MOSCOW, September 23. /TASS/. The stance of eight countries prevents the Comprehensive Nuclear Test Ban Treaty from becoming a full-scale document, Russian President Vladimir Putin said in a statement on the Kremlin's website on the occasion of the 25th anniversary of the treaty's opening for signature.
"As of today the document has been signed by 185 countries and ratified by 170 of them, but regrettably it has not taken effect yet. The stance of eight countries from the group those whose ratification is a mandatory condition for the treaty to come into force prevents it from becoming a full-scale international legal instrument," the statement runs.
"Clearly, a situation like this by no means promotes the cause of nuclear non-proliferation and disarmament," the statement runs.
"We expect that the leadership of countries on which the CTBT's future depends will display the political will and it will be possible to bring about conditions for this most important multilateral agreement to take effect within several years to come. Undoubtedly this will meet the interests of the entire world community," Putin said.
He recalled that the treaty was opened for signature 25 years ago.
"The development of this historical document, geared to cardinally enhancing nuclear non-proliferation, confirmed that even the most complex issues of global security can and must be resolved through talks," Putin said.
"Russia ratified the treaty in 2000. It has painstakingly complied with its provisions ever since and been taking an active part in the activities of the CBTBO Preparatory Commission," Putin said.
The Comprehensive Nuclear Tests Ban Treaty was approved by the UN General Assembly on September 24, 1996. It outlaws test explosions of nuclear warheads and also nuclear explosions for peaceful purposes. The ban applies to explosions in all media (atmospheric, underwater and underground and in outer space) and is absolute and comprehensive.
By now, the CTBT has been ratified by 170 countries but has not taken effect yet.
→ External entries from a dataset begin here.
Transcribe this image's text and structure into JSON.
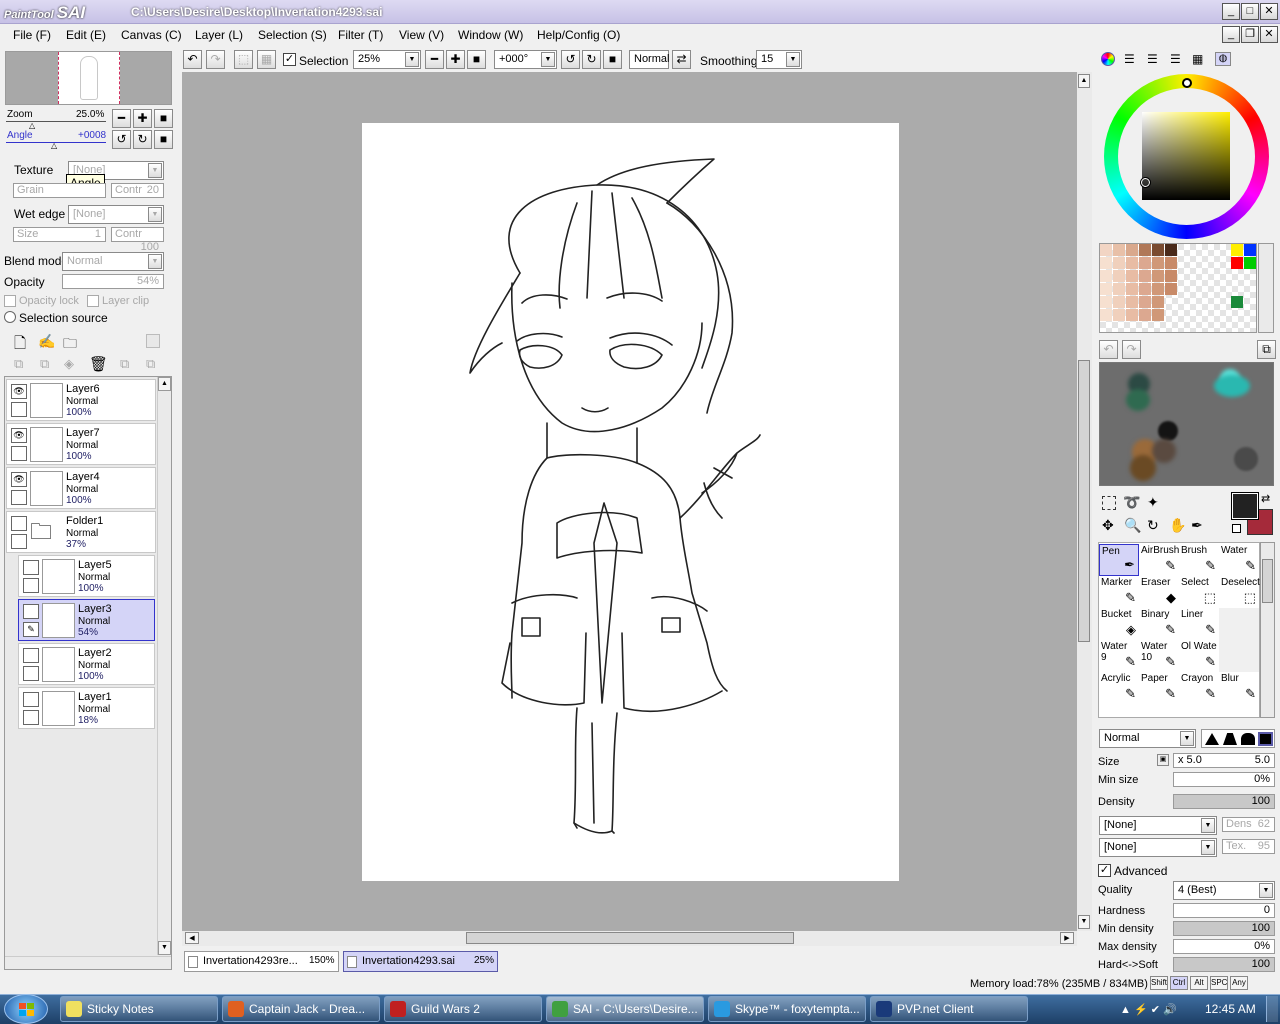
{
  "app": {
    "logo_small": "PaintTool",
    "logo_big": "SAI",
    "title": "C:\\Users\\Desire\\Desktop\\Invertation4293.sai"
  },
  "menu": [
    "File (F)",
    "Edit (E)",
    "Canvas (C)",
    "Layer (L)",
    "Selection (S)",
    "Filter (T)",
    "View (V)",
    "Window (W)",
    "Help/Config (O)"
  ],
  "toolbar": {
    "selection_label": "Selection",
    "zoom_value": "25%",
    "rotation_value": "+000°",
    "blend_value": "Normal",
    "smoothing_label": "Smoothing",
    "smoothing_value": "15"
  },
  "navigator": {
    "zoom_label": "Zoom",
    "zoom_value": "25.0%",
    "angle_label": "Angle",
    "angle_value": "+0008",
    "tooltip": "Angle"
  },
  "texture": {
    "texture_label": "Texture",
    "texture_value": "[None]",
    "grain_label": "Grain",
    "contr_label": "Contr",
    "contr_value": "20",
    "wet_edge_label": "Wet edge",
    "wet_edge_value": "[None]",
    "size_label": "Size",
    "size_value": "1",
    "contr2_label": "Contr",
    "contr2_value": "100"
  },
  "layer_props": {
    "blend_label": "Blend mode",
    "blend_value": "Normal",
    "opacity_label": "Opacity",
    "opacity_value": "54%",
    "opacity_lock": "Opacity lock",
    "layer_clip": "Layer clip",
    "selection_source": "Selection source"
  },
  "layers": [
    {
      "name": "Layer6",
      "mode": "Normal",
      "opacity": "100%",
      "visible": true,
      "indent": false,
      "selected": false
    },
    {
      "name": "Layer7",
      "mode": "Normal",
      "opacity": "100%",
      "visible": true,
      "indent": false,
      "selected": false
    },
    {
      "name": "Layer4",
      "mode": "Normal",
      "opacity": "100%",
      "visible": true,
      "indent": false,
      "selected": false
    },
    {
      "name": "Folder1",
      "mode": "Normal",
      "opacity": "37%",
      "visible": false,
      "indent": false,
      "selected": false
    },
    {
      "name": "Layer5",
      "mode": "Normal",
      "opacity": "100%",
      "visible": false,
      "indent": true,
      "selected": false
    },
    {
      "name": "Layer3",
      "mode": "Normal",
      "opacity": "54%",
      "visible": false,
      "indent": true,
      "selected": true
    },
    {
      "name": "Layer2",
      "mode": "Normal",
      "opacity": "100%",
      "visible": false,
      "indent": true,
      "selected": false
    },
    {
      "name": "Layer1",
      "mode": "Normal",
      "opacity": "18%",
      "visible": false,
      "indent": true,
      "selected": false
    }
  ],
  "doc_tabs": [
    {
      "name": "Invertation4293re...",
      "zoom": "150%",
      "active": false
    },
    {
      "name": "Invertation4293.sai",
      "zoom": "25%",
      "active": true
    }
  ],
  "tools": [
    {
      "label": "Pen",
      "icon": "pen-icon",
      "glyph": "✒"
    },
    {
      "label": "AirBrush",
      "icon": "airbrush-icon",
      "glyph": "✎"
    },
    {
      "label": "Brush",
      "icon": "brush-icon",
      "glyph": "✎"
    },
    {
      "label": "Water",
      "icon": "water-icon",
      "glyph": "✎"
    },
    {
      "label": "Marker",
      "icon": "marker-icon",
      "glyph": "✎"
    },
    {
      "label": "Eraser",
      "icon": "eraser-icon",
      "glyph": "◆"
    },
    {
      "label": "Select",
      "icon": "select-icon",
      "glyph": "⬚"
    },
    {
      "label": "Deselect",
      "icon": "deselect-icon",
      "glyph": "⬚"
    },
    {
      "label": "Bucket",
      "icon": "bucket-icon",
      "glyph": "◈"
    },
    {
      "label": "Binary",
      "icon": "binary-icon",
      "glyph": "✎"
    },
    {
      "label": "Liner",
      "icon": "liner-icon",
      "glyph": "✎"
    },
    {
      "label": "",
      "icon": "empty-slot-icon",
      "glyph": ""
    },
    {
      "label": "Water\n9",
      "icon": "water9-icon",
      "glyph": "✎"
    },
    {
      "label": "Water\n10",
      "icon": "water10-icon",
      "glyph": "✎"
    },
    {
      "label": "Ol Wate",
      "icon": "oil-water-icon",
      "glyph": "✎"
    },
    {
      "label": "",
      "icon": "empty-slot-icon",
      "glyph": ""
    },
    {
      "label": "Acrylic",
      "icon": "acrylic-icon",
      "glyph": "✎"
    },
    {
      "label": "Paper",
      "icon": "paper-icon",
      "glyph": "✎"
    },
    {
      "label": "Crayon",
      "icon": "crayon-icon",
      "glyph": "✎"
    },
    {
      "label": "Blur",
      "icon": "blur-icon",
      "glyph": "✎"
    }
  ],
  "brush": {
    "mode_value": "Normal",
    "size_label": "Size",
    "size_mult": "x 5.0",
    "size_value": "5.0",
    "min_size_label": "Min size",
    "min_size_value": "0%",
    "density_label": "Density",
    "density_value": "100",
    "density_level": 1.0,
    "tex1_value": "[None]",
    "dens_label": "Dens",
    "dens_value": "62",
    "tex2_value": "[None]",
    "tex_label": "Tex.",
    "tex_value": "95",
    "advanced_label": "Advanced",
    "quality_label": "Quality",
    "quality_value": "4 (Best)",
    "hardness_label": "Hardness",
    "hardness_value": "0",
    "hardness_level": 0.0,
    "min_density_label": "Min density",
    "min_density_value": "100",
    "min_density_level": 1.0,
    "max_density_label": "Max density",
    "max_density_value": "0%",
    "max_density_level": 0.0,
    "hard_soft_label": "Hard<->Soft",
    "hard_soft_value": "100",
    "hard_soft_level": 1.0
  },
  "status": {
    "memory": "Memory load:78% (235MB / 834MB)",
    "keys": [
      "Shift",
      "Ctrl",
      "Alt",
      "SPC",
      "Any"
    ]
  },
  "colors": {
    "primary": "#222222",
    "secondary": "#a52a3a",
    "selected_layer_bg": "#d4d4f7",
    "accent": "#3333cc"
  },
  "swatches_row1": [
    "#f2d5c4",
    "#e8c0a8",
    "#d9a88c",
    "#b07858",
    "#7a4b30",
    "#4a2a1a"
  ],
  "taskbar": {
    "items": [
      "Sticky Notes",
      "Captain Jack - Drea...",
      "Guild Wars 2",
      "SAI - C:\\Users\\Desire...",
      "Skype™ - foxytempta...",
      "PVP.net Client"
    ],
    "clock": "12:45 AM"
  }
}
It has not been ratified by the United States, China, Egypt, Israel and Iran and not signed by India, Pakistan and North Korea.